The mission therefore is to make classical music accessible to all with the help of new technologies. This is what already are a number of theaters, concert halls and opera … In the United States, the most advanced on this issue, have launched many projects in recent years, since some have materialized.
The former director of the Opera San Diego , William Stensrud , wants to revolutionize the world of classic, short for it at its loss by refusing to move with the times. Desperate by the pessimism in his opera about the future of classical music, he left the opera in 2009, and launched his project: InstantEncore
William Stensrud wants to go further: “It will soon be subtitles, with, measure by measure, the music score. “ This last option is the one that poses the greatest problem for the supporters because of antis-technology requires the use of Smartphone during the show or opera.
The seats reserved for twittos
The idea to consult your phone in a room dedicated to classical music is one of the most sensitive points of the debate. Yet last idea launched in a few large institutions operating on this principle. Seats reserved for tweeter
In exchange for a free ticket to watch a play, a concert or an opera, the viewer must live-tweet the evening. One way to make the promotion more or less large scale. And as these are installed on twittos special seats, they do not interfere with the general public. In France, the Strasbourg National Theatre had shown interest and comic opera held a first live-tweet evening of November 13 for opening season.

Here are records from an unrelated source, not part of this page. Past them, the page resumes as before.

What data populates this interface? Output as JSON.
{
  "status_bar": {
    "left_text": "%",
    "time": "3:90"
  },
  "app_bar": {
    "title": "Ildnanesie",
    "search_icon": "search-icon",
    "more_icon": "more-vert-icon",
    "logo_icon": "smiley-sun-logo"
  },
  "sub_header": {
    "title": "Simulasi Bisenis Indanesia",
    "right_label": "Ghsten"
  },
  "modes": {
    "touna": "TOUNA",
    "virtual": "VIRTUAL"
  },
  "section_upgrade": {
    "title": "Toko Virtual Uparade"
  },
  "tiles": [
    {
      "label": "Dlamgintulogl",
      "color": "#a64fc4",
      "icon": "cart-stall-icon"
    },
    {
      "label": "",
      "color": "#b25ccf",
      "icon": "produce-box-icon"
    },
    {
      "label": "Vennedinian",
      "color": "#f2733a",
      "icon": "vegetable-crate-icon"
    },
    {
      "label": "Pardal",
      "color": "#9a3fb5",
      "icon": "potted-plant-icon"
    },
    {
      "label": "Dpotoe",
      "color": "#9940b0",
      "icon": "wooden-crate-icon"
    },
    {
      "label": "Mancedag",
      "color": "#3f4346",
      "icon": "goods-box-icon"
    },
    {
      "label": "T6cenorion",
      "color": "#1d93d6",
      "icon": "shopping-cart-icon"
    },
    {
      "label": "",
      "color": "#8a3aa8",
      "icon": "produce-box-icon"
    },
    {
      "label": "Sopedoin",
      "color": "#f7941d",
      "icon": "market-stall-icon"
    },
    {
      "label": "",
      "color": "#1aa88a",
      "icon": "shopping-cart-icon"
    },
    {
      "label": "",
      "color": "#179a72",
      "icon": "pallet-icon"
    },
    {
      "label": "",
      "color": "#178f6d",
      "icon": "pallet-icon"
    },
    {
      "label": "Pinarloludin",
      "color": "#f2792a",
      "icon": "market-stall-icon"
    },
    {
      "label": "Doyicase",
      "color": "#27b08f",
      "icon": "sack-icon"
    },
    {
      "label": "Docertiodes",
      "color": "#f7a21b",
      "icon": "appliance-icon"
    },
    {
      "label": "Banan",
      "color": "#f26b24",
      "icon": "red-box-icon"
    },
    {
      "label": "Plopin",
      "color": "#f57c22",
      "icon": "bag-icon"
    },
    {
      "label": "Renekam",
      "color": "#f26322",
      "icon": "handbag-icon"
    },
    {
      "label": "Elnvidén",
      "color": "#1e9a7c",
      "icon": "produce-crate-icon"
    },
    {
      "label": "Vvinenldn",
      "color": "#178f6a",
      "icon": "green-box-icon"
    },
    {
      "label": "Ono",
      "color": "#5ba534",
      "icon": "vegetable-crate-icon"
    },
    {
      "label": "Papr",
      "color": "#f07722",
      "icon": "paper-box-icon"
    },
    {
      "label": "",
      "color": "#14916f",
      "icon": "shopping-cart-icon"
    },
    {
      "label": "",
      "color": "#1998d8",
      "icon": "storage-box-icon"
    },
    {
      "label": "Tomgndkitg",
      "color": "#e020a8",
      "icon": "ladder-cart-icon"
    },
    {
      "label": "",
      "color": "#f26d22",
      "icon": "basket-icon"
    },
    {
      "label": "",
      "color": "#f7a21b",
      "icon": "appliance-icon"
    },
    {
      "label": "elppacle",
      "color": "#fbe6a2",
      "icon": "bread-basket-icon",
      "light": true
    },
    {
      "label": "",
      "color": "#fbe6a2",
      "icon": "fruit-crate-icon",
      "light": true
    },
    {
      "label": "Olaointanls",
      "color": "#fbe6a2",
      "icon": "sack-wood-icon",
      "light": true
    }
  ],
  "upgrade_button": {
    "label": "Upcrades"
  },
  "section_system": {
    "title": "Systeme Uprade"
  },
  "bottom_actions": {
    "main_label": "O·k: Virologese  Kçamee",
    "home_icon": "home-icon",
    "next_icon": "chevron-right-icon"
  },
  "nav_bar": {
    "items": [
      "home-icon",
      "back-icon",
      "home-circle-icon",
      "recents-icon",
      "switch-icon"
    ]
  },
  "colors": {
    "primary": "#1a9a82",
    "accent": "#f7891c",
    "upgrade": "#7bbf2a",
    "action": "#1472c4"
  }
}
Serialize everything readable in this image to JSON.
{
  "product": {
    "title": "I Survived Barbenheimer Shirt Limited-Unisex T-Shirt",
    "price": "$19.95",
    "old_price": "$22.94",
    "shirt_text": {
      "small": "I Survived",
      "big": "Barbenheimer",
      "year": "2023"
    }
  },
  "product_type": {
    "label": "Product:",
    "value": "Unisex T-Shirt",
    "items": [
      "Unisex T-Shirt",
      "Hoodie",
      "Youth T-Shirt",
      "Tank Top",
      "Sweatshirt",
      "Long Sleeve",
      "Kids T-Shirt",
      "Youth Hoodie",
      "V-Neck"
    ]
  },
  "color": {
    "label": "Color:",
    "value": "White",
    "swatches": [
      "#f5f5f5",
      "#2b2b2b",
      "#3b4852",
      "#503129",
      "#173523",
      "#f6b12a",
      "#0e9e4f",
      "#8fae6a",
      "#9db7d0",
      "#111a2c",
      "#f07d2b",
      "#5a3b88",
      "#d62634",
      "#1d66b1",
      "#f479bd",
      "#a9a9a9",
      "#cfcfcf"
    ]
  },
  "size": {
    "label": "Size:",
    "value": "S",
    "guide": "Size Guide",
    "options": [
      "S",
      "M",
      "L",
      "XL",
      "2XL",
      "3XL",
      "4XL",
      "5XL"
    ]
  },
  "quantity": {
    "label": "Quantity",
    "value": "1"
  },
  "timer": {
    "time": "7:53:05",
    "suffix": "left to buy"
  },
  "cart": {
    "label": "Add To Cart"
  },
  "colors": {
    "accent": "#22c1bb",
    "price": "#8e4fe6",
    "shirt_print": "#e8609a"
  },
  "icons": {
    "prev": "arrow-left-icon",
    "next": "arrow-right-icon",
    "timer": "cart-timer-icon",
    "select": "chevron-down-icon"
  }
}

Other ideas, sometimes materialized ( Santa Fe in particular), we also find the listing of subtitles on the back of the seat in front from you. This will not bend his neck to follow an opera, or simply to access subtitles, since according to the places, the viewer does not always see the screen placed on top or sides of the scene
The Van Beethoven
Another initiative that comes from the United States. Van Beethoven. A truckload of bringing classical music to all the people of Los Angeles that have no access to ordinary. Just enter in a van, to properly install and put on eyes for a Oculus Rift (a tool that allows you to see virtual reality).
The device connects to a application launched by the Los Angeles Philharmonic Orchestra and allows the visitor to see a concert, but also see behind the musicians, closely observe the gestures of the conductor … The sound changes depending the image so if the tester in the van decides to get behind the drums, he will no longer hear much …
In this same idea, there are many concerts (and this time there are in France), offering to be seen from different angles using a multi-camera system. Then just log in and change the viewing angles to enjoy video (and sound!). The Insula Orchestra and chamber choir Accentus, under the baton of Laurence Equilbey , were able to test this technology during the last year a concert at the Philharmonie de Paris . The evening was broadcast on Medici.Tv but the curious might also enjoy the concert on the web, and live the experience differently through different angles.
Finally, one last point divides skeptics Digital: the sound of concerts. “Young people do not like classical concert halls … They would not go unless the music is amplified. “ The words of British composer Jonathan Harvey , 71, calling for more modernity in the halls, it may be the sound of it.
background music for orchestras, yes, but not anyhow, anywhere, especially not with any music. The young chef Maxime Pascal (winner of the Salzburg Prize in 2013), like sound to a whole The Balcony , and for good reason: “Some partitions contain sometimes interpretive gestures that belong to unknown technical at the time of their writing. This is the case for the Italian composer Salvatore Sciarrino, whose music sounds much better if it is wired for sound. “
The actors of all these ideas and all these projects do not appear only fun gadgets and technologies could be their main objective want to “save” classical music, ie interested audiences who do not usually take an interest in classic, break the codes and make accessible a world they admire and respect.